The Comptroller and Auditor General has raised serious questions about use of pre-fabricated steel frames imported from China for construction of the 'Signature' bridge across the Yamuna in East Delhi which is modelled on the famed London Bridge.
In a draft report, the CAG has objected to procurement of steel frames from China in violation of contractual norms and said the Delhi Government agency implementing the project does not have any mechanism to check quality of material and fabrication work being done in China.
The CAG has also slammed Delhi Government for escalation of the cost of the project by Rs. 672 crore against the initial estimate.
The government in March 2006 had estimated a total cost of Rs. 459 crore for construction of the bridge which went up to Rs. 1,131 crore when the project was finalised in February 2010.
The Delhi Tourism and Transportation Development Corporation (DTTDC) is executing the Rs. 1,131-crore project which is expected to be completed by middle of 2014.

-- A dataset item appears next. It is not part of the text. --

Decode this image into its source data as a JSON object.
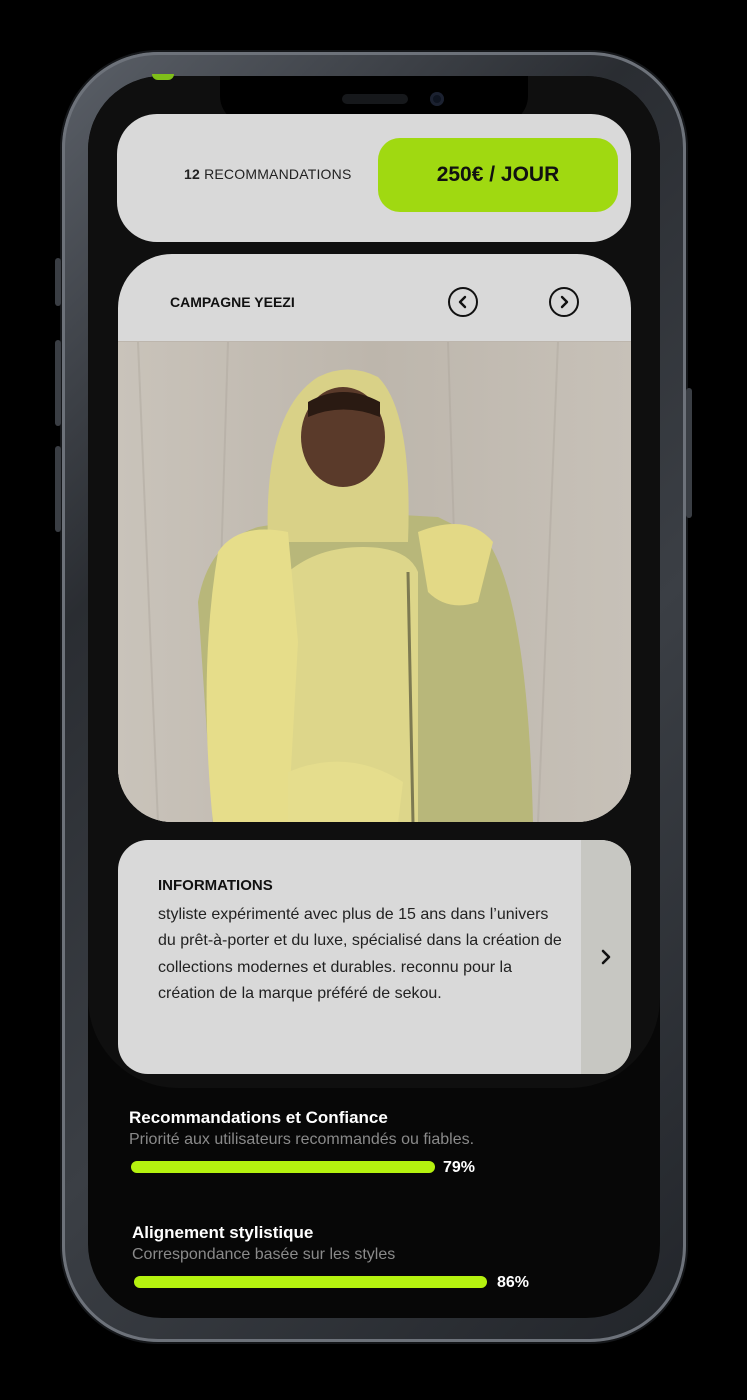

On procurement of materials from China, the auditor said as per the contractual agreement, fabrication and assembling of steel frames and pylons were to be carried out in three "selected" fabrication workshops or in similar steel assembling factories with approval from the engineer-in-charge of the project but the contractor procured them from the neighbouring country violating the norms.
Designed as a replica of the famous London bridge, the 575-metre long and 175-metre-high bridge will have bow-shaped pylon with cables.
To be suspended on cables, the bridge will have two approaches - the Eastern Approach and the Western Approach.
It will link NH-1 on the western bank of Yamuna with Wazirabad on eastern bank of the river.
"It is the primary responsibility of the DTTDC to ensure quality of the material being used in the bridge. This aspect was compromised as DTTDC had no mechanism of its own to ensure quality of material and work being done in China," the draft report said.
In its reply, the DTTDC said the CAG "inferred" it "wrongly" that only Indian workshops were to be engaged for fabrication of steel component and informed the auditor that contractor had hired a firm to ascertain quality of material imported from China.
However, the CAG rejected DTTDC's explanation and said assessment of quality of the material by a firm appointed by the contractor cannot be taken seriously.
"As quality control firm was appointed by the contractor itself, it establishes an employer and employee relationship between the two and as such fare reporting by the firm could not be ensured.
"The reply was silent on purchase of steel from China," the CAG said.
On cost escalation, the CAG said "The DTTDC revised the estimates six times between May 2005 and October 2009 and took almost six years to award the work," it said, refusing to accept DTTDC's argument that cost escalation was predominantly due to increase in price of the material.
The contract was awarded to Gammon-Constutora-Tensacciai in 2010.